**Exercise aim:**
Search the records for "JSON". Copy every line where it appears.

─── Supplied records

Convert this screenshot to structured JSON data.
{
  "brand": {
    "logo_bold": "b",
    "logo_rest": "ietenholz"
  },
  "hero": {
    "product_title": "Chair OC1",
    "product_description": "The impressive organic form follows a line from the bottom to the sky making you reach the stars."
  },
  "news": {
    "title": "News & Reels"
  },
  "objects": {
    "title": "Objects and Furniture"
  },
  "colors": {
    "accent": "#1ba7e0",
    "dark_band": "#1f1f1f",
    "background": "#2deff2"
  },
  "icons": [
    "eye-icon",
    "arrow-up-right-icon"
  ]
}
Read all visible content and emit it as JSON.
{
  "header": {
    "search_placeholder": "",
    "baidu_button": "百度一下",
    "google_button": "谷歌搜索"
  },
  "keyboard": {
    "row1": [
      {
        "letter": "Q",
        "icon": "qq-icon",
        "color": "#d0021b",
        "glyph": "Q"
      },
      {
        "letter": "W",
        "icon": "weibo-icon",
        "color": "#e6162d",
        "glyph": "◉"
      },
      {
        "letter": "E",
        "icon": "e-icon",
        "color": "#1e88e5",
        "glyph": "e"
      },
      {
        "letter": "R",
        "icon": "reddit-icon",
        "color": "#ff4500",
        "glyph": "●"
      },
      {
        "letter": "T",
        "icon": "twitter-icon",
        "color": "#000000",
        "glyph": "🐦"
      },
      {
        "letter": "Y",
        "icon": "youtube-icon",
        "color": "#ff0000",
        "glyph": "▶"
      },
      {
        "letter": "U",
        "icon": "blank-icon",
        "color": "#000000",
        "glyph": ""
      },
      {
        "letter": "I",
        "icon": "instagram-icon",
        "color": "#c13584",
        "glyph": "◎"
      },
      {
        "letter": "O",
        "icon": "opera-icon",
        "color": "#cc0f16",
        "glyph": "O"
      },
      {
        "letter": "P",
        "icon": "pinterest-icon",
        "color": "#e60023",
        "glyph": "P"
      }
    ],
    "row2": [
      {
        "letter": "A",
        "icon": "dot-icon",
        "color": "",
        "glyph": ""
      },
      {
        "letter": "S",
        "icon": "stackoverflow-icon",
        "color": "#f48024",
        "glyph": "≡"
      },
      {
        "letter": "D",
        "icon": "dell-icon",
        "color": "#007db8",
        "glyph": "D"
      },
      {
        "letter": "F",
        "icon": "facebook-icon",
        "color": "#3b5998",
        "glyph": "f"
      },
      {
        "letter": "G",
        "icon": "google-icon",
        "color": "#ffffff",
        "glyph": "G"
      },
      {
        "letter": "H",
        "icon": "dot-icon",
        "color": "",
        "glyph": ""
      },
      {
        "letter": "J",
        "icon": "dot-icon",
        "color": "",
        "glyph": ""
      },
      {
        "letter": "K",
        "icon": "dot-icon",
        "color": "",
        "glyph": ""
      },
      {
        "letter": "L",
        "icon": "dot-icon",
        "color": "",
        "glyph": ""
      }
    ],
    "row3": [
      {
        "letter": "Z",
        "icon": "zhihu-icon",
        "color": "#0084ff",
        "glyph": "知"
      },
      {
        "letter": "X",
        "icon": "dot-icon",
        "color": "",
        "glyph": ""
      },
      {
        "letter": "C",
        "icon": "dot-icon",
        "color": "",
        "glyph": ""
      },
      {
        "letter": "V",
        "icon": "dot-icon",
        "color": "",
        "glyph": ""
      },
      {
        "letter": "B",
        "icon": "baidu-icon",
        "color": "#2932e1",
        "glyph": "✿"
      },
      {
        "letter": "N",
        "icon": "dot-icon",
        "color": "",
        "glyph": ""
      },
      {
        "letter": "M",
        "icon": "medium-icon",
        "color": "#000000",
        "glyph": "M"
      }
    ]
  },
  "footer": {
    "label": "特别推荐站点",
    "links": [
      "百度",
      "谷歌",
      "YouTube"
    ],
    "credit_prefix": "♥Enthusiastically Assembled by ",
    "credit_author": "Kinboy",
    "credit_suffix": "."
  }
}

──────

**Expected output:**
Convert this screenshot to structured JSON data.
Read all visible content and emit it as JSON.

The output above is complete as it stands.